Residents want city to reconsider its plans to find savings, increase revenue
Many speakers were concerned about the plan's impact on front-line workers
When Colleen Switzer was diagnosed with Stage 2 breast cancer seven years ago, she needed to find a less stressful career.
She gave up her sales job and became a city bus cleaner.
But now she and others in the city's fleet management cleaning department are at risk of losing their jobs under the city's Reimagine Services plan to reduce costs in some departments, she said.
"I've seen and heard firsthand ... the fear and worry this possible decision has placed in them. I'm here today in hopes that you will reconsider the option to privatize," Switzer told a special executive committee meeting Wednesday.
"Not only are we employees, we are a community. As a community, we should consider the affect it would have on its members, no matter how big or small."
The plan is to help the city cut costs and find revenue areas to make up for the losses accrued during the pandemic.
The city is looking at reducing, cutting or privatizing services — public transit, mowing sports fields, fire services and collecting garbage.
More than 15 speakers shared their thoughts on the plan Wednesday morning, with most opposed overall to the city's strategy for long-term cost savings.
Several speakers mentioned the limited opportunities for community members to share their thoughts on the plan.
"We want the city to involve us and not just inform us," said Steve Hogle, general manager of Hockey Edmonton.
Many speakers also wanted further details of some of the changes provided in consulting firm KPMG's report.
After the meeting, city manager Andre Corbould said the city will release the consultant's analysis.
"I appreciate and want to acknowledge their perspectives, especially as we continue the difficult task of working towards a balanced budget under tough financial constraints," Corbould wrote in an emailed statement.
Details of the plan
The city's Reimagine report covers a range of city departments.
City administration recommended cutting back in five of the largest service areas:
- Fire rescue services
- Facility management and maintenance
- Fleet management and maintenance
- Parks and open space access
- Recreation and sport facilities access and recreation and culture programming

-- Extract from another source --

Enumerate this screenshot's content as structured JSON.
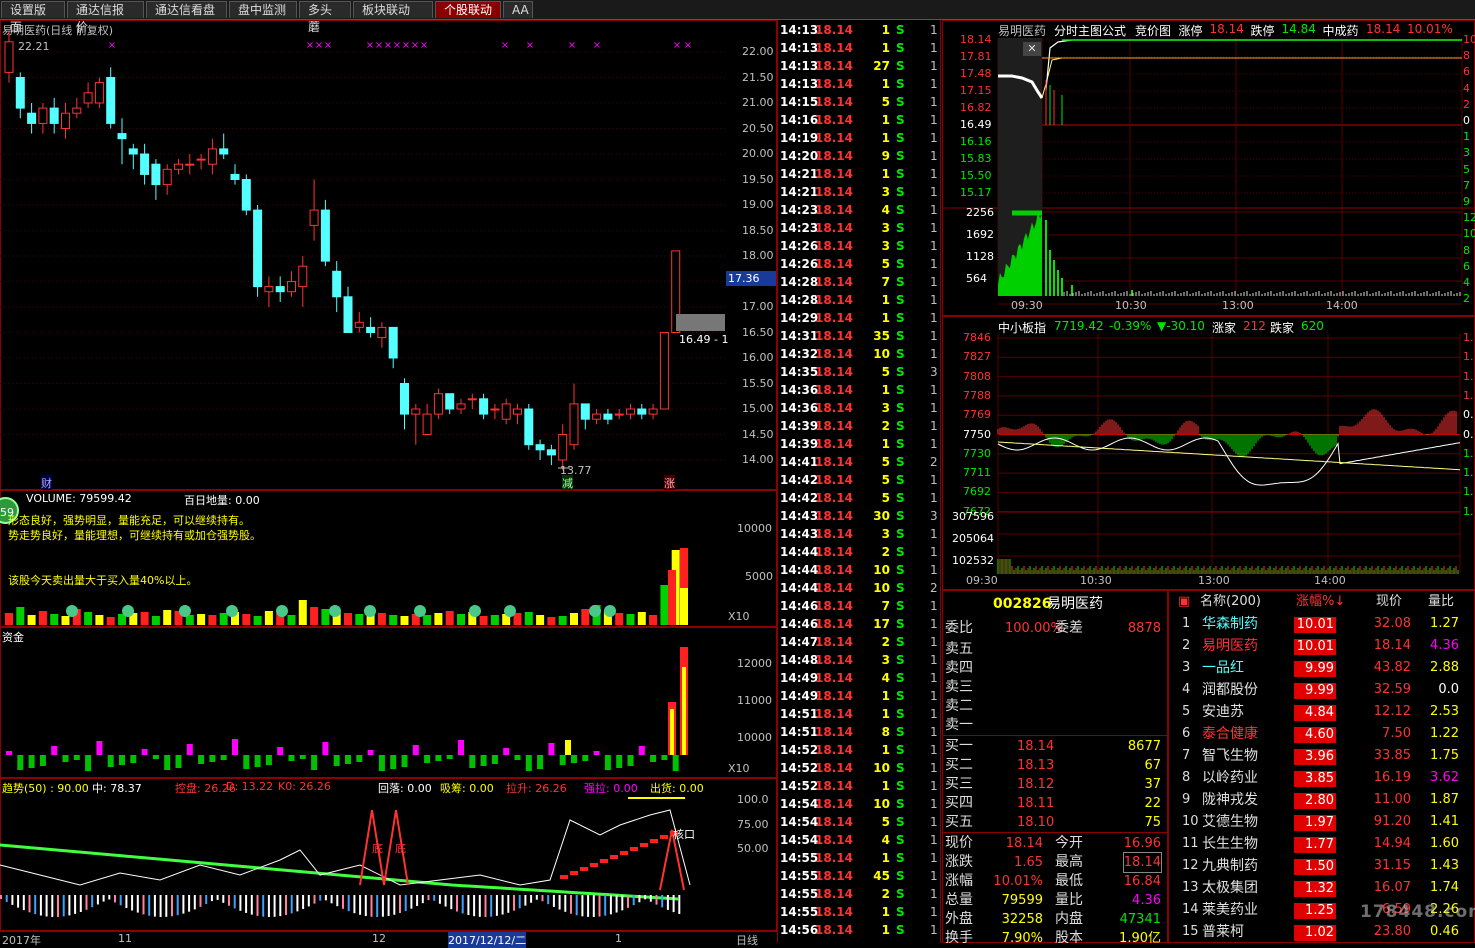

City officials wanted to move ahead with 18 measures in those departments. The total estimated potential cost savings in those departments between 2022 and 2027 could be upwards of $16 million.
Among the suggestions is to introduce paid parking next year at city parks like Emily Murphy and Fort Edmonton and attractions like the Muttart Conservatory and TELUS World of Science.
The city is also scheduled next year to gauge interest in a third party running Riverside, Victoria and Rundle Park golf courses.
Many of the union presidents at Wednesday's meeting were concerned about the impact of the plan on front-line workers.
Greg Rehman, president of the Edmonton Fire Fighters' Union, is concerned with the city's plan to pilot two three-person medical teams in smaller vehicles downtown instead of using two pumper trucks when responding to medical calls.
"It will potentially pose an increased risk to firefighters and the public," Rehman said.
Corbould said no decisions have been made. Council will discuss the planned parking fees and parts of the plan at a meeting on July 5.